After forcing the new company to bow to our level, we used a labor education center (which we used and staffed) as a decoy for organizing in the empowerment zone of Detroit. Once we got the specifics and the number of employees, we went through “friendly” employment headhunters that we knew and inside contacts within the Focus Hope Industrial Training Facility in Detroit. They supplied us with the specific workforce who had the needed skills and experience required by the employer. We then set up meetings with them at the decoy office in Detroit and if they fit our needs, we told them that the job would be a “union job” and that they needed to sign a union signature card. We instructed them to leave the date off the card and that we would fill that in when the time was right. If the “applicant” was less than excited about signing the card we simply disposed of the application after they exited the interview.

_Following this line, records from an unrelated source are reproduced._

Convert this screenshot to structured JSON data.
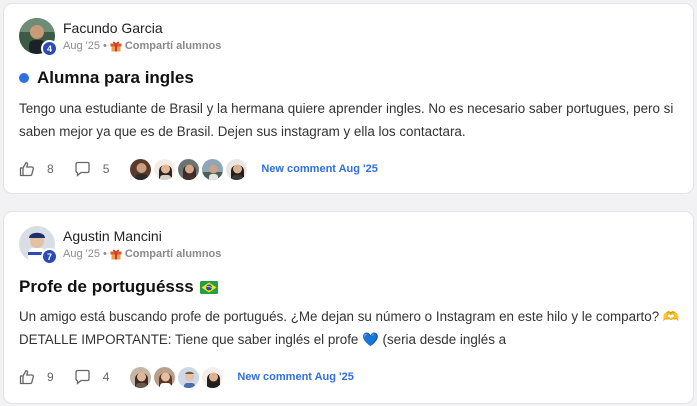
{
  "posts": [
    {
      "author": "Facundo Garcia",
      "level": "4",
      "date": "Aug '25",
      "separator": "•",
      "category": "Compartí alumnos",
      "title": "Alumna para ingles",
      "unread": true,
      "body": "Tengo una estudiante de Brasil y la hermana quiere aprender ingles. No es necesario saber portugues, pero si saben mejor ya que es de Brasil. Dejen sus instagram y ella los contactara.",
      "likes": "8",
      "comments": "5",
      "commenter_count": 5,
      "new_comment": "New comment Aug '25"
    },
    {
      "author": "Agustin Mancini",
      "level": "7",
      "date": "Aug '25",
      "separator": "•",
      "category": "Compartí alumnos",
      "title": "Profe de portuguésss",
      "title_emoji": "brazil-flag",
      "body": "Un amigo está buscando profe de portugués. ¿Me dejan su número o Instagram en este hilo y le comparto? 🫶 DETALLE IMPORTANTE: Tiene que saber inglés el profe 💙 (seria desde inglés a",
      "likes": "9",
      "comments": "4",
      "commenter_count": 4,
      "new_comment": "New comment Aug '25"
    }
  ],
  "colors": {
    "accent": "#2f6fe0",
    "badge": "#2c4ab5",
    "card_bg": "#ffffff",
    "page_bg": "#f2f2f4"
  }
}
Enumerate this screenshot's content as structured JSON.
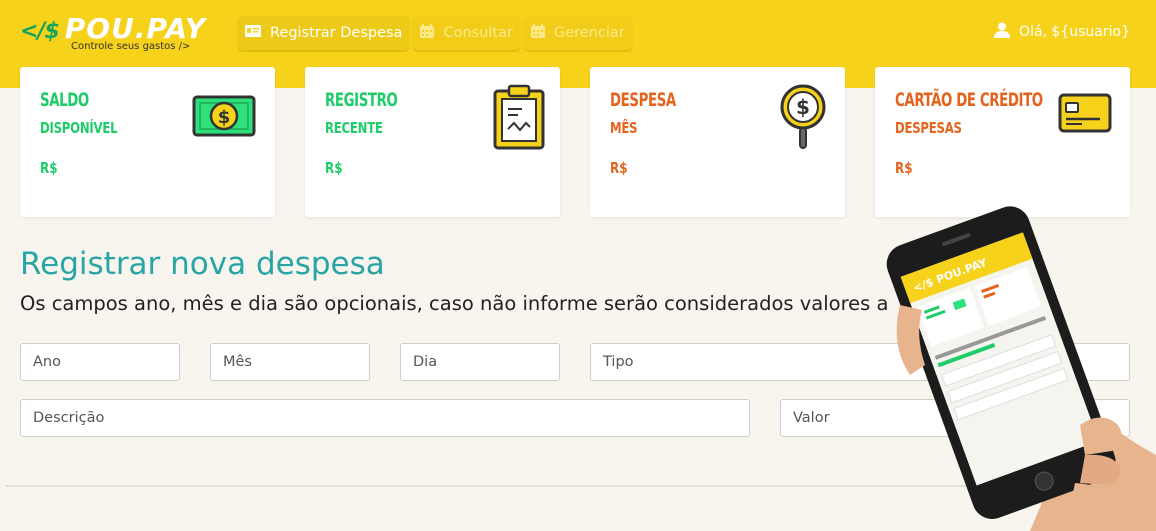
{
  "logo": {
    "code": "</$",
    "name": "POU.PAY",
    "tagline": "Controle seus gastos />"
  },
  "nav": {
    "items": [
      {
        "label": "Registrar Despesa",
        "icon": "id-card-icon"
      },
      {
        "label": "Consultar",
        "icon": "calendar-icon"
      },
      {
        "label": "Gerenciar",
        "icon": "calendar-icon"
      }
    ]
  },
  "user": {
    "greeting": "Olá, ${usuario}",
    "icon": "user-icon"
  },
  "cards": [
    {
      "title": "SALDO",
      "subtitle": "DISPONÍVEL",
      "value": "R$",
      "icon": "money-bill-icon",
      "color": "#1fcc6a"
    },
    {
      "title": "REGISTRO",
      "subtitle": "RECENTE",
      "value": "R$",
      "icon": "clipboard-icon",
      "color": "#1fcc6a"
    },
    {
      "title": "DESPESA",
      "subtitle": "MÊS",
      "value": "R$",
      "icon": "dollar-search-icon",
      "color": "#e5631d"
    },
    {
      "title": "CARTÃO DE CRÉDITO",
      "subtitle": "DESPESAS",
      "value": "R$",
      "icon": "credit-card-icon",
      "color": "#e5631d"
    }
  ],
  "form": {
    "title": "Registrar nova despesa",
    "subtitle": "Os campos ano, mês e dia são opcionais, caso não informe serão considerados valores a",
    "fields": {
      "ano": "Ano",
      "mes": "Mês",
      "dia": "Dia",
      "tipo": "Tipo",
      "descricao": "Descrição",
      "valor": "Valor"
    }
  },
  "colors": {
    "header": "#f7d21a",
    "accent": "#2aa5a5",
    "green": "#1fcc6a",
    "orange": "#e5631d"
  }
}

Once we had the cards signed, our USW committee people would pass the resumes into our contact person on the ground who was so deeply in our debt and appreciative to us for the ground support, which made it possible to meet their completion deadlines.

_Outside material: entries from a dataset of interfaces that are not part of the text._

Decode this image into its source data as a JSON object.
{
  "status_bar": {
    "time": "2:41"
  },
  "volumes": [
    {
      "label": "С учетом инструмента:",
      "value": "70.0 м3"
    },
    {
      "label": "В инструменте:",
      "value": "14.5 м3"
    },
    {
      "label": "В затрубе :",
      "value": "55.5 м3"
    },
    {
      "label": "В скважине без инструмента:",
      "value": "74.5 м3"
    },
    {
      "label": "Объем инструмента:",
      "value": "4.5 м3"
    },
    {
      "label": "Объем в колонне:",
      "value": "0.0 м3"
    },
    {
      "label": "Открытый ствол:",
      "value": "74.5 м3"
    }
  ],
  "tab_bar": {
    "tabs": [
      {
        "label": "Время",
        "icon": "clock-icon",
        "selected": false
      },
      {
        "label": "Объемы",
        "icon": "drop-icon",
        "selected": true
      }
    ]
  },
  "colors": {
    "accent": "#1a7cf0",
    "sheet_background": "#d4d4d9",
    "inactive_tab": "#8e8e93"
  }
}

When we had more than 50% of all hires on the job, we gave notice to the company that we intended on filing a petition for representation, which, the local had promised them we would. We had one last meeting with the employees to make sure everyone was still on board. To make it difficult not to commit to our organizing efforts, we made sure that we had the very same USW union representatives who worked side-by-side with them every day in the plant in attendance as well. We dated the cards and used them to show interest and had an election date set in stone.
This contracting company was so far in bed with us at this point that they didn’t dare fight us. We went on to win by a 100% margin (the first time in my career to have every vote). It was a quick and easy election. It was all an inside job! By using our leverage and strength within an already unionized facility, it was no challenge for my team to organize the new non-union contractor. This is an example of why the average win rate is higher in a facility that has a partially unionized workforce. It is also an example as to why these types of facilities serve as a prime target for unions to pursue when they sit inside their union density network.
As the NLRB roles out their pro-union changes, employers must look at their organizations and assess where their strength’s and weaknesses are. If they want to remain union free, they need to identify holes in their armor and take action to assure safety from attack. Now that I sit on management’s side, I can tell you that the unions are looking at every weakness they can find your organization, as the union’s goal is to increase their membership levels. I can also tell you that the best time to identify your weakness is before the union is embedded in your organization. Once you get them in there, you will have a hell of a fight on your hands to get them out and keep them out.